● **Problem statement**
Look through the records below for the word "icon". Report how many lines have it, and only that number.

╭──

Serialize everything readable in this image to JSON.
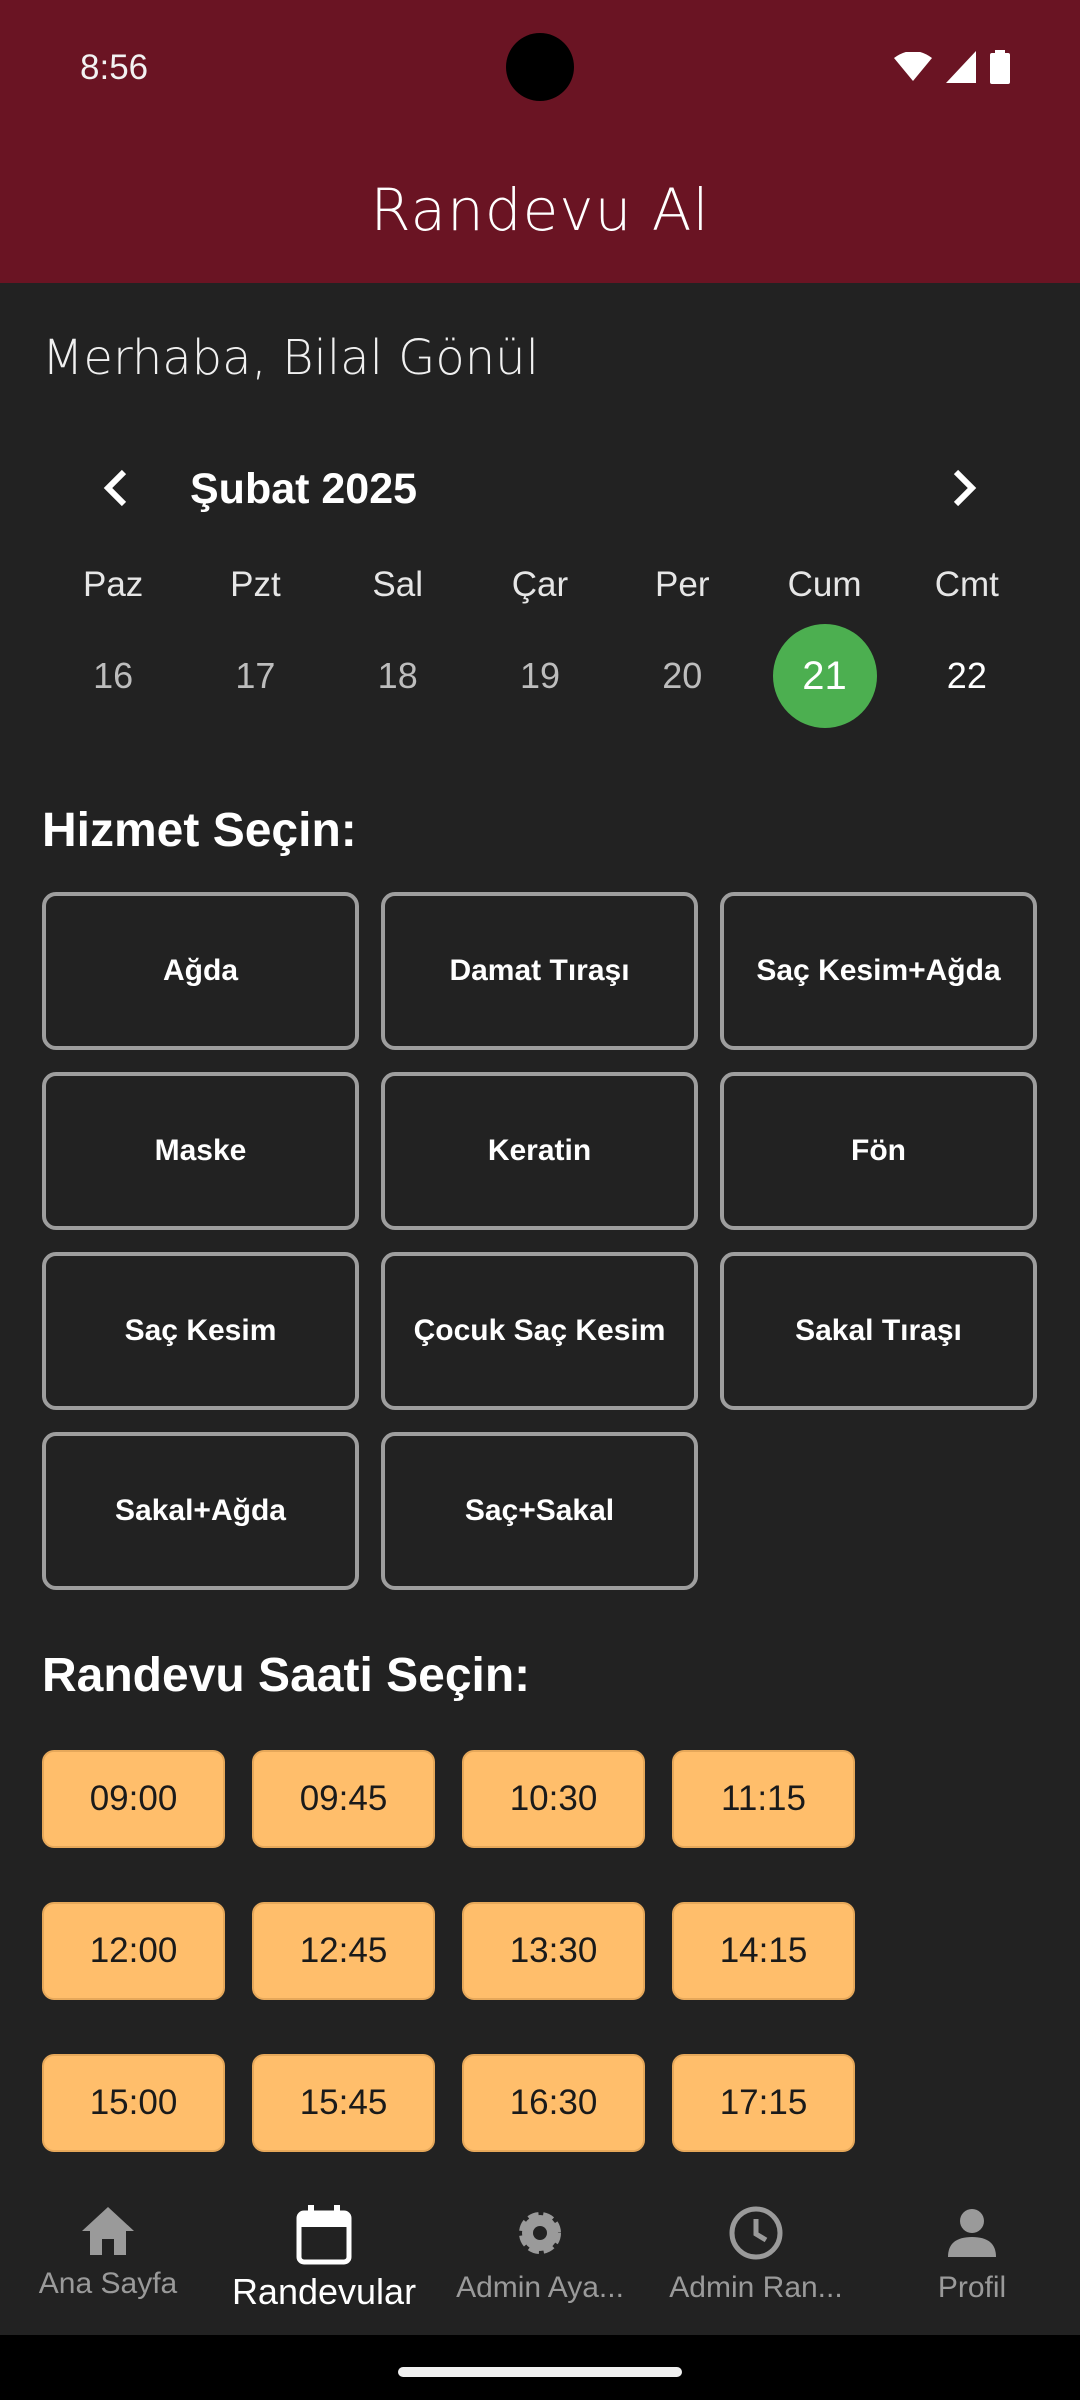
{
  "status_bar": {
    "time": "8:56"
  },
  "app_bar": {
    "title": "Randevu Al"
  },
  "greeting": "Merhaba, Bilal Gönül",
  "calendar": {
    "month_label": "Şubat 2025",
    "weekdays": [
      "Paz",
      "Pzt",
      "Sal",
      "Çar",
      "Per",
      "Cum",
      "Cmt"
    ],
    "days": [
      "16",
      "17",
      "18",
      "19",
      "20",
      "21",
      "22"
    ],
    "selected_day": "21",
    "accent_color": "#4caf50"
  },
  "services_section": {
    "title": "Hizmet Seçin:",
    "items": [
      "Ağda",
      "Damat Tıraşı",
      "Saç Kesim+Ağda",
      "Maske",
      "Keratin",
      "Fön",
      "Saç Kesim",
      "Çocuk Saç Kesim",
      "Sakal Tıraşı",
      "Sakal+Ağda",
      "Saç+Sakal"
    ]
  },
  "time_section": {
    "title": "Randevu Saati Seçin:",
    "slots": [
      "09:00",
      "09:45",
      "10:30",
      "11:15",
      "12:00",
      "12:45",
      "13:30",
      "14:15",
      "15:00",
      "15:45",
      "16:30",
      "17:15"
    ],
    "slot_color": "#ffbe6b"
  },
  "bottom_nav": {
    "items": [
      {
        "label": "Ana Sayfa",
        "icon": "home-icon"
      },
      {
        "label": "Randevular",
        "icon": "calendar-icon",
        "active": true
      },
      {
        "label": "Admin Aya...",
        "icon": "gear-icon"
      },
      {
        "label": "Admin Ran...",
        "icon": "clock-icon"
      },
      {
        "label": "Profil",
        "icon": "person-icon"
      }
    ]
  },
  "colors": {
    "app_bar": "#6a1423",
    "background": "#222222"
  }
}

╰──

● **Output below**
5